Right now, it comes down to a matter of aldermen submitting a map of liquor outlets in a given area, saying there are too many outlets. It's usually when the individual alderman doesn't want a tavern to be licensed.
Earlier this year, Zielinski cited over-concentration as a reason to keep a store owner from getting a license to sell beer, only to come back a month later and support a tavern license a block away. This month, he also opposed a license of an existing tavern citing over-concentration. That had his colleagues quite puzzled and they suggested coming up with better rationale to oppose the license.
The city's Redevelopment Authority is entertaining proposals to not only declare the former Hometown gas station on North Avenue by the river as blighted, but also give the university low-interest loans to build a 700-room dorm on the site. The plan has been for developer Barry Mandel to build it for the university. The cost of the building is estimated to be about $50 million and the city is proposing floating $23 million for the project. The building would then be off the property tax rolls.

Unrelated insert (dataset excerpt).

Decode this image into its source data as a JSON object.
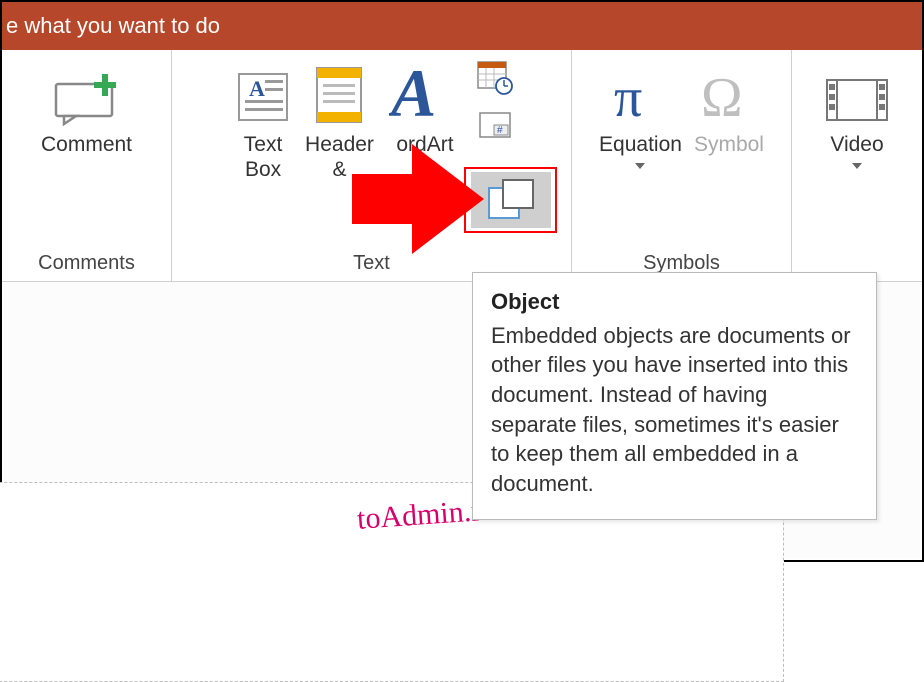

All Wet: At least one County Board member thinks County Exec Scott Walker's plan to close two indoor pools is all wet.
Bay View County Supervisor Marina Dimitrijevic asked Walker to reconsider his plan to close Noyes and Pulaski indoor pools in order to help cover a budget deficit in 2009.
She says the move would inadvertently affect seniors and seems a little miffed that Walker didn't consult with board members on the matter.
"Senior citizens ... quite frankly have no where else to go for the indoor pool needs that they have. They have annual passes and look forward to using these pools daily, many who take aerobics classes to aid them in their rehabilitation as they age," she wrote Walker.
She said her constituents would favor reduced hours and higher fees to keep them open. She also said that some of her constituents were put off by their treatment from the exec's office, saying they were "rudely treated."
"I find that unacceptable and was very disappointed to hear that, as I know that your staff normally deals with constituents in a professional matter. One woman said that your staff was very argumentative and even said, ‘The lady asked me if I had any alternative cost-saving solutions,'" Dimitrijevic wrote.
License Check: Rules for getting a bartender's license or a bar manager's license could be tightened severely under a proposal by Ald. Milele Coggs. Her plan would bar bartenders from getting licenses if they were convicted of a drunk driving offense within the past year.
Currently, members of the Licenses Committee have sort of an unwritten rule that if there are three drunk driving convictions on a person's record, they won't get a license. But, like everything else on the committee, that rule varies. Committee members seem to ask the question, "What is the status of alcohol in your life?" when a convicted drunk driver shows up for a license.
"The Common Council finds that the illegal use of alcohol by an individual driving under the influence of alcohol demonstrates a lack of proper judgment in the handling of alcohol to the extent that it places the health, safety and welfare of the public at risk," reads Coggs' resolution, which will be considered next week.
The city attorney's office issued an opinion pointing out inconsistencies in the plan, noting that a drunk driving ticket and conviction could happen between the time someone applies for a license and the Common Council considers it, so it wouldn't be picked up in police reports.
An avid outdoors person he regularly takes extended paddling trips in the wilderness, preferring the hinterlands of northern Canada and Alaska. After a bet with a bunch of sailors, he paddled across Lake Michigan in a canoe.
He lives in Bay View.